But one factor that isn't always discussed is the idea of crashing the lines. The idea is not to stand in front of the attacker and punch him with our fist. The idea is to almost crash into his vertical centerline with our vertical centerline. We are going to crash into him -- and through him. In the process, we will strike him with something (our fist, elbow, foot, knee, shoulder, etc.).

Our vertical centerline is called the seichusen. It is also the center of our weight, usually.

When we strike with our centerline, we are striking with all our weight, multiplied by the speed and acceleration of our body. Thus, the idea is not only to punch very fast but to move our bodies very fast as well -- to move very fast into the target.

My brother-in-law used to try to teach me how to play chess. One of the strategies he often mentioned was to occupy the center -- we should try to position our chess pieces to control the center of the board.

I believe that the same strategy applies in Karate -- we should try to control the center. By this I mean that we should protect our centerline, and maneuver to the most advantageous position from which to attack the opponent's centerline. And then we should try to unsettle his centerline -- generally to tilt it back so that the opponent will be off balance in unable to attack or counterattack strongly.

When we hit the attacker, we are not aiming for the surface of his body. We are literally targeting behind him (or possibly inside of him). By the time our centerline reaches the point where his centerline was, he will likely have been pushed back somewhat. Thus, we might even be moving through (beyond) the initial location of his centerline.

In any event, the moment of contact is like a controlled crash. We are crashing into him, and focusing all of our weight and power into our desired striking implement (fist, foot, etc.).

This may sound out of control . Ironically, we gain stability by crashing into the attacker.
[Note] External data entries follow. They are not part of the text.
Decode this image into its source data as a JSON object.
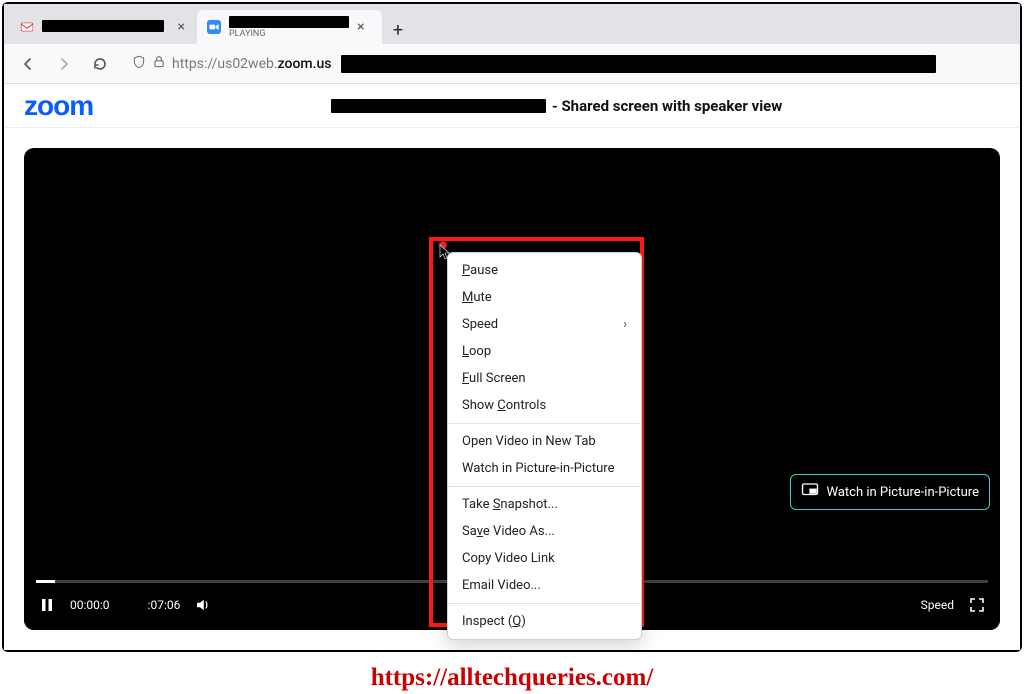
{
  "browser": {
    "tabs": [
      {
        "icon": "gmail",
        "redactWidth": 122
      },
      {
        "icon": "zoom",
        "redactWidth": 120,
        "sub": "PLAYING"
      }
    ],
    "nav": {
      "back": "←",
      "forward": "→",
      "reload": "↻"
    },
    "url": {
      "scheme": "https://",
      "domain_pre": "us02web.",
      "domain": "zoom.us",
      "rest_redactWidth": 595
    }
  },
  "page": {
    "logo": "zoom",
    "title_redactWidth": 215,
    "title_suffix": "- Shared screen with speaker view"
  },
  "video": {
    "time_current_prefix": "00:00:0",
    "time_total_suffix": ":07:06",
    "speed_label": "Speed"
  },
  "pip": {
    "label": "Watch in Picture-in-Picture"
  },
  "context_menu": {
    "sections": [
      [
        "Pause",
        "Mute",
        "Speed",
        "Loop",
        "Full Screen",
        "Show Controls"
      ],
      [
        "Open Video in New Tab",
        "Watch in Picture-in-Picture"
      ],
      [
        "Take Snapshot...",
        "Save Video As...",
        "Copy Video Link",
        "Email Video..."
      ],
      [
        "Inspect (Q)"
      ]
    ],
    "underlines": {
      "Pause": 0,
      "Mute": 0,
      "Loop": 0,
      "Full Screen": 0,
      "Show Controls": 5,
      "Take Snapshot...": 5,
      "Save Video As...": 2,
      "Inspect (Q)": 9
    },
    "submenu": [
      "Speed"
    ]
  },
  "watermark": "https://alltechqueries.com/"
}
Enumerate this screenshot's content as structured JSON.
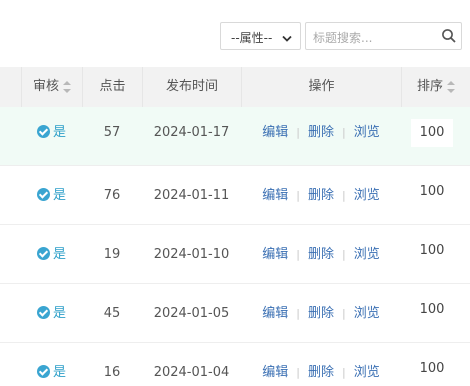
{
  "toolbar": {
    "attr_select": "--属性--",
    "search_placeholder": "标题搜索..."
  },
  "table": {
    "headers": {
      "review": "审核",
      "clicks": "点击",
      "publish_time": "发布时间",
      "actions": "操作",
      "sort": "排序"
    },
    "rows": [
      {
        "review": "是",
        "clicks": "57",
        "date": "2024-01-17",
        "edit": "编辑",
        "delete": "删除",
        "view": "浏览",
        "order": "100"
      },
      {
        "review": "是",
        "clicks": "76",
        "date": "2024-01-11",
        "edit": "编辑",
        "delete": "删除",
        "view": "浏览",
        "order": "100"
      },
      {
        "review": "是",
        "clicks": "19",
        "date": "2024-01-10",
        "edit": "编辑",
        "delete": "删除",
        "view": "浏览",
        "order": "100"
      },
      {
        "review": "是",
        "clicks": "45",
        "date": "2024-01-05",
        "edit": "编辑",
        "delete": "删除",
        "view": "浏览",
        "order": "100"
      },
      {
        "review": "是",
        "clicks": "16",
        "date": "2024-01-04",
        "edit": "编辑",
        "delete": "删除",
        "view": "浏览",
        "order": "100"
      }
    ]
  },
  "colors": {
    "status": "#2fa0c9",
    "link": "#3a6fb3",
    "highlight_row": "#f1fbf6",
    "header_bg": "#f2f2f2"
  },
  "icons": {
    "select": "chevron-down-icon",
    "search": "search-icon",
    "status": "check-circle-icon",
    "sort": "sort-icon"
  }
}
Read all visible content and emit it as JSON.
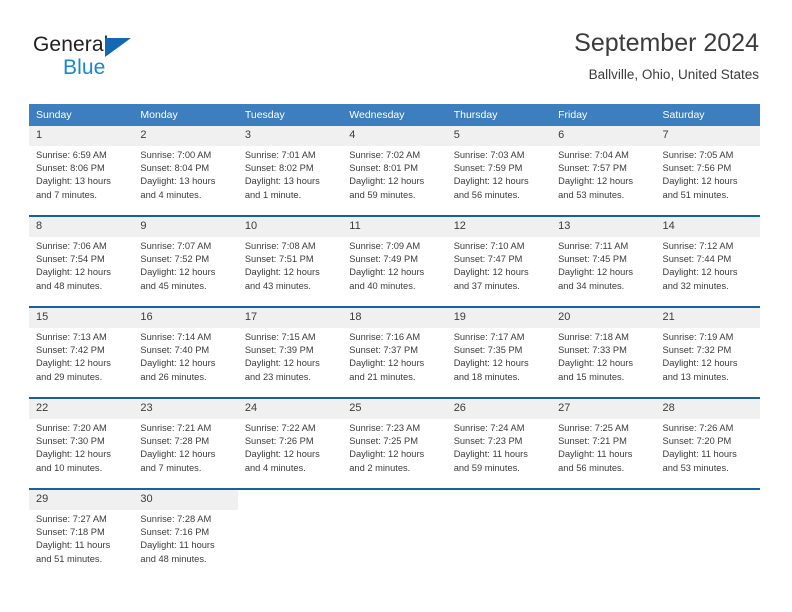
{
  "brand": {
    "name_dark": "General",
    "name_blue": "Blue",
    "accent_blue": "#1467b3",
    "light_blue": "#1a86d8"
  },
  "header": {
    "title": "September 2024",
    "location": "Ballville, Ohio, United States"
  },
  "theme": {
    "header_bg": "#3d7ebf",
    "row_divider": "#1a5fa0",
    "daynum_bg": "#f0f0f0",
    "text": "#3c3c3c"
  },
  "weekdays": [
    "Sunday",
    "Monday",
    "Tuesday",
    "Wednesday",
    "Thursday",
    "Friday",
    "Saturday"
  ],
  "labels": {
    "sunrise": "Sunrise:",
    "sunset": "Sunset:",
    "daylight": "Daylight:"
  },
  "weeks": [
    [
      {
        "day": "1",
        "sunrise": "Sunrise: 6:59 AM",
        "sunset": "Sunset: 8:06 PM",
        "daylight_1": "Daylight: 13 hours",
        "daylight_2": "and 7 minutes."
      },
      {
        "day": "2",
        "sunrise": "Sunrise: 7:00 AM",
        "sunset": "Sunset: 8:04 PM",
        "daylight_1": "Daylight: 13 hours",
        "daylight_2": "and 4 minutes."
      },
      {
        "day": "3",
        "sunrise": "Sunrise: 7:01 AM",
        "sunset": "Sunset: 8:02 PM",
        "daylight_1": "Daylight: 13 hours",
        "daylight_2": "and 1 minute."
      },
      {
        "day": "4",
        "sunrise": "Sunrise: 7:02 AM",
        "sunset": "Sunset: 8:01 PM",
        "daylight_1": "Daylight: 12 hours",
        "daylight_2": "and 59 minutes."
      },
      {
        "day": "5",
        "sunrise": "Sunrise: 7:03 AM",
        "sunset": "Sunset: 7:59 PM",
        "daylight_1": "Daylight: 12 hours",
        "daylight_2": "and 56 minutes."
      },
      {
        "day": "6",
        "sunrise": "Sunrise: 7:04 AM",
        "sunset": "Sunset: 7:57 PM",
        "daylight_1": "Daylight: 12 hours",
        "daylight_2": "and 53 minutes."
      },
      {
        "day": "7",
        "sunrise": "Sunrise: 7:05 AM",
        "sunset": "Sunset: 7:56 PM",
        "daylight_1": "Daylight: 12 hours",
        "daylight_2": "and 51 minutes."
      }
    ],
    [
      {
        "day": "8",
        "sunrise": "Sunrise: 7:06 AM",
        "sunset": "Sunset: 7:54 PM",
        "daylight_1": "Daylight: 12 hours",
        "daylight_2": "and 48 minutes."
      },
      {
        "day": "9",
        "sunrise": "Sunrise: 7:07 AM",
        "sunset": "Sunset: 7:52 PM",
        "daylight_1": "Daylight: 12 hours",
        "daylight_2": "and 45 minutes."
      },
      {
        "day": "10",
        "sunrise": "Sunrise: 7:08 AM",
        "sunset": "Sunset: 7:51 PM",
        "daylight_1": "Daylight: 12 hours",
        "daylight_2": "and 43 minutes."
      },
      {
        "day": "11",
        "sunrise": "Sunrise: 7:09 AM",
        "sunset": "Sunset: 7:49 PM",
        "daylight_1": "Daylight: 12 hours",
        "daylight_2": "and 40 minutes."
      },
      {
        "day": "12",
        "sunrise": "Sunrise: 7:10 AM",
        "sunset": "Sunset: 7:47 PM",
        "daylight_1": "Daylight: 12 hours",
        "daylight_2": "and 37 minutes."
      },
      {
        "day": "13",
        "sunrise": "Sunrise: 7:11 AM",
        "sunset": "Sunset: 7:45 PM",
        "daylight_1": "Daylight: 12 hours",
        "daylight_2": "and 34 minutes."
      },
      {
        "day": "14",
        "sunrise": "Sunrise: 7:12 AM",
        "sunset": "Sunset: 7:44 PM",
        "daylight_1": "Daylight: 12 hours",
        "daylight_2": "and 32 minutes."
      }
    ],
    [
      {
        "day": "15",
        "sunrise": "Sunrise: 7:13 AM",
        "sunset": "Sunset: 7:42 PM",
        "daylight_1": "Daylight: 12 hours",
        "daylight_2": "and 29 minutes."
      },
      {
        "day": "16",
        "sunrise": "Sunrise: 7:14 AM",
        "sunset": "Sunset: 7:40 PM",
        "daylight_1": "Daylight: 12 hours",
        "daylight_2": "and 26 minutes."
      },
      {
        "day": "17",
        "sunrise": "Sunrise: 7:15 AM",
        "sunset": "Sunset: 7:39 PM",
        "daylight_1": "Daylight: 12 hours",
        "daylight_2": "and 23 minutes."
      },
      {
        "day": "18",
        "sunrise": "Sunrise: 7:16 AM",
        "sunset": "Sunset: 7:37 PM",
        "daylight_1": "Daylight: 12 hours",
        "daylight_2": "and 21 minutes."
      },
      {
        "day": "19",
        "sunrise": "Sunrise: 7:17 AM",
        "sunset": "Sunset: 7:35 PM",
        "daylight_1": "Daylight: 12 hours",
        "daylight_2": "and 18 minutes."
      },
      {
        "day": "20",
        "sunrise": "Sunrise: 7:18 AM",
        "sunset": "Sunset: 7:33 PM",
        "daylight_1": "Daylight: 12 hours",
        "daylight_2": "and 15 minutes."
      },
      {
        "day": "21",
        "sunrise": "Sunrise: 7:19 AM",
        "sunset": "Sunset: 7:32 PM",
        "daylight_1": "Daylight: 12 hours",
        "daylight_2": "and 13 minutes."
      }
    ],
    [
      {
        "day": "22",
        "sunrise": "Sunrise: 7:20 AM",
        "sunset": "Sunset: 7:30 PM",
        "daylight_1": "Daylight: 12 hours",
        "daylight_2": "and 10 minutes."
      },
      {
        "day": "23",
        "sunrise": "Sunrise: 7:21 AM",
        "sunset": "Sunset: 7:28 PM",
        "daylight_1": "Daylight: 12 hours",
        "daylight_2": "and 7 minutes."
      },
      {
        "day": "24",
        "sunrise": "Sunrise: 7:22 AM",
        "sunset": "Sunset: 7:26 PM",
        "daylight_1": "Daylight: 12 hours",
        "daylight_2": "and 4 minutes."
      },
      {
        "day": "25",
        "sunrise": "Sunrise: 7:23 AM",
        "sunset": "Sunset: 7:25 PM",
        "daylight_1": "Daylight: 12 hours",
        "daylight_2": "and 2 minutes."
      },
      {
        "day": "26",
        "sunrise": "Sunrise: 7:24 AM",
        "sunset": "Sunset: 7:23 PM",
        "daylight_1": "Daylight: 11 hours",
        "daylight_2": "and 59 minutes."
      },
      {
        "day": "27",
        "sunrise": "Sunrise: 7:25 AM",
        "sunset": "Sunset: 7:21 PM",
        "daylight_1": "Daylight: 11 hours",
        "daylight_2": "and 56 minutes."
      },
      {
        "day": "28",
        "sunrise": "Sunrise: 7:26 AM",
        "sunset": "Sunset: 7:20 PM",
        "daylight_1": "Daylight: 11 hours",
        "daylight_2": "and 53 minutes."
      }
    ],
    [
      {
        "day": "29",
        "sunrise": "Sunrise: 7:27 AM",
        "sunset": "Sunset: 7:18 PM",
        "daylight_1": "Daylight: 11 hours",
        "daylight_2": "and 51 minutes."
      },
      {
        "day": "30",
        "sunrise": "Sunrise: 7:28 AM",
        "sunset": "Sunset: 7:16 PM",
        "daylight_1": "Daylight: 11 hours",
        "daylight_2": "and 48 minutes."
      },
      {
        "day": "",
        "sunrise": "",
        "sunset": "",
        "daylight_1": "",
        "daylight_2": ""
      },
      {
        "day": "",
        "sunrise": "",
        "sunset": "",
        "daylight_1": "",
        "daylight_2": ""
      },
      {
        "day": "",
        "sunrise": "",
        "sunset": "",
        "daylight_1": "",
        "daylight_2": ""
      },
      {
        "day": "",
        "sunrise": "",
        "sunset": "",
        "daylight_1": "",
        "daylight_2": ""
      },
      {
        "day": "",
        "sunrise": "",
        "sunset": "",
        "daylight_1": "",
        "daylight_2": ""
      }
    ]
  ]
}
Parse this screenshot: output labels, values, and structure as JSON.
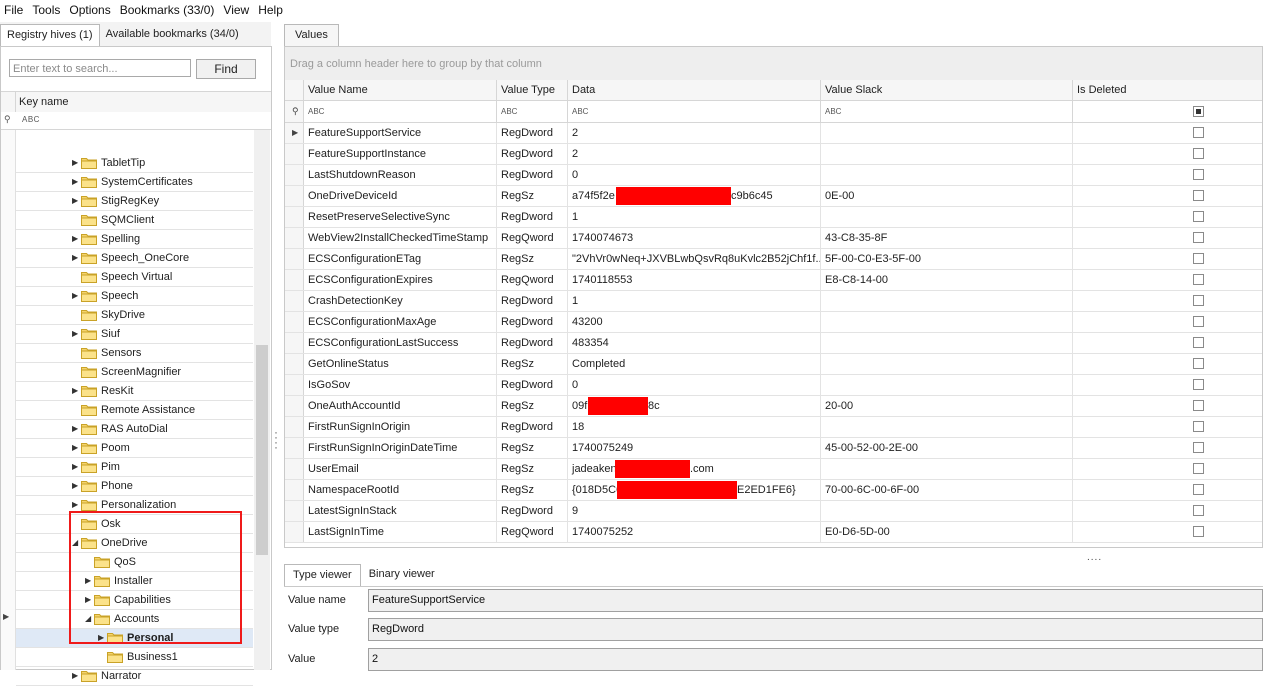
{
  "menu": [
    "File",
    "Tools",
    "Options",
    "Bookmarks (33/0)",
    "View",
    "Help"
  ],
  "left": {
    "tabs": [
      "Registry hives (1)",
      "Available bookmarks (34/0)"
    ],
    "search_placeholder": "Enter text to search...",
    "find_label": "Find",
    "column_header": "Key name",
    "filter_glyph": "ABC",
    "tree": [
      {
        "label": "TabletTip",
        "indent": 0,
        "expandable": true
      },
      {
        "label": "SystemCertificates",
        "indent": 0,
        "expandable": true
      },
      {
        "label": "StigRegKey",
        "indent": 0,
        "expandable": true
      },
      {
        "label": "SQMClient",
        "indent": 0,
        "expandable": false
      },
      {
        "label": "Spelling",
        "indent": 0,
        "expandable": true
      },
      {
        "label": "Speech_OneCore",
        "indent": 0,
        "expandable": true
      },
      {
        "label": "Speech Virtual",
        "indent": 0,
        "expandable": false
      },
      {
        "label": "Speech",
        "indent": 0,
        "expandable": true
      },
      {
        "label": "SkyDrive",
        "indent": 0,
        "expandable": false
      },
      {
        "label": "Siuf",
        "indent": 0,
        "expandable": true
      },
      {
        "label": "Sensors",
        "indent": 0,
        "expandable": false
      },
      {
        "label": "ScreenMagnifier",
        "indent": 0,
        "expandable": false
      },
      {
        "label": "ResKit",
        "indent": 0,
        "expandable": true
      },
      {
        "label": "Remote Assistance",
        "indent": 0,
        "expandable": false
      },
      {
        "label": "RAS AutoDial",
        "indent": 0,
        "expandable": true
      },
      {
        "label": "Poom",
        "indent": 0,
        "expandable": true
      },
      {
        "label": "Pim",
        "indent": 0,
        "expandable": true
      },
      {
        "label": "Phone",
        "indent": 0,
        "expandable": true
      },
      {
        "label": "Personalization",
        "indent": 0,
        "expandable": true
      },
      {
        "label": "Osk",
        "indent": 0,
        "expandable": false
      },
      {
        "label": "OneDrive",
        "indent": 0,
        "expandable": true,
        "expanded": true
      },
      {
        "label": "QoS",
        "indent": 1,
        "expandable": false
      },
      {
        "label": "Installer",
        "indent": 1,
        "expandable": true
      },
      {
        "label": "Capabilities",
        "indent": 1,
        "expandable": true
      },
      {
        "label": "Accounts",
        "indent": 1,
        "expandable": true,
        "expanded": true
      },
      {
        "label": "Personal",
        "indent": 2,
        "expandable": true,
        "selected": true
      },
      {
        "label": "Business1",
        "indent": 2,
        "expandable": false
      },
      {
        "label": "Narrator",
        "indent": 0,
        "expandable": true
      }
    ]
  },
  "values": {
    "tab": "Values",
    "group_hint": "Drag a column header here to group by that column",
    "columns": [
      "Value Name",
      "Value Type",
      "Data",
      "Value Slack",
      "Is Deleted"
    ],
    "rows": [
      {
        "name": "FeatureSupportService",
        "type": "RegDword",
        "data": "2",
        "slack": ""
      },
      {
        "name": "FeatureSupportInstance",
        "type": "RegDword",
        "data": "2",
        "slack": ""
      },
      {
        "name": "LastShutdownReason",
        "type": "RegDword",
        "data": "0",
        "slack": ""
      },
      {
        "name": "OneDriveDeviceId",
        "type": "RegSz",
        "data": "a74f5f2e",
        "data2": "c9b6c45",
        "slack": "0E-00"
      },
      {
        "name": "ResetPreserveSelectiveSync",
        "type": "RegDword",
        "data": "1",
        "slack": ""
      },
      {
        "name": "WebView2InstallCheckedTimeStamp",
        "type": "RegQword",
        "data": "1740074673",
        "slack": "43-C8-35-8F"
      },
      {
        "name": "ECSConfigurationETag",
        "type": "RegSz",
        "data": "\"2VhVr0wNeq+JXVBLwbQsvRq8uKvlc2B52jChf1f...",
        "slack": "5F-00-C0-E3-5F-00"
      },
      {
        "name": "ECSConfigurationExpires",
        "type": "RegQword",
        "data": "1740118553",
        "slack": "E8-C8-14-00"
      },
      {
        "name": "CrashDetectionKey",
        "type": "RegDword",
        "data": "1",
        "slack": ""
      },
      {
        "name": "ECSConfigurationMaxAge",
        "type": "RegDword",
        "data": "43200",
        "slack": ""
      },
      {
        "name": "ECSConfigurationLastSuccess",
        "type": "RegDword",
        "data": "483354",
        "slack": ""
      },
      {
        "name": "GetOnlineStatus",
        "type": "RegSz",
        "data": "Completed",
        "slack": ""
      },
      {
        "name": "IsGoSov",
        "type": "RegDword",
        "data": "0",
        "slack": ""
      },
      {
        "name": "OneAuthAccountId",
        "type": "RegSz",
        "data": "09f",
        "data2": "8c",
        "slack": "20-00"
      },
      {
        "name": "FirstRunSignInOrigin",
        "type": "RegDword",
        "data": "18",
        "slack": ""
      },
      {
        "name": "FirstRunSignInOriginDateTime",
        "type": "RegSz",
        "data": "1740075249",
        "slack": "45-00-52-00-2E-00"
      },
      {
        "name": "UserEmail",
        "type": "RegSz",
        "data": "jadeaken",
        "data2": ".com",
        "slack": ""
      },
      {
        "name": "NamespaceRootId",
        "type": "RegSz",
        "data": "{018D5C6",
        "data2": "E2ED1FE6}",
        "slack": "70-00-6C-00-6F-00"
      },
      {
        "name": "LatestSignInStack",
        "type": "RegDword",
        "data": "9",
        "slack": ""
      },
      {
        "name": "LastSignInTime",
        "type": "RegQword",
        "data": "1740075252",
        "slack": "E0-D6-5D-00"
      }
    ]
  },
  "viewer": {
    "tabs": [
      "Type viewer",
      "Binary viewer"
    ],
    "value_name_label": "Value name",
    "value_name": "FeatureSupportService",
    "value_type_label": "Value type",
    "value_type": "RegDword",
    "value_label": "Value",
    "value": "2"
  }
}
We are actually more out of control when we hit the air (as in kata practice).

Crashing into the attacker is a lot like ukemi (breakfalls). If you know how to fall well, you start to view the ground, and walls, as allies.

Of course, there is usually more to a successful technique than a single punch. With the crashing momentum, the punch could be followed by an elbow, shoulder, hip, knee, throw, etc. The punch might just be the initial point of contact for a sequence of movements powered by the momentum of your body.

The next time you are wondering about how to hit harder, think about crashing the centerlines.


Charles C. Goodin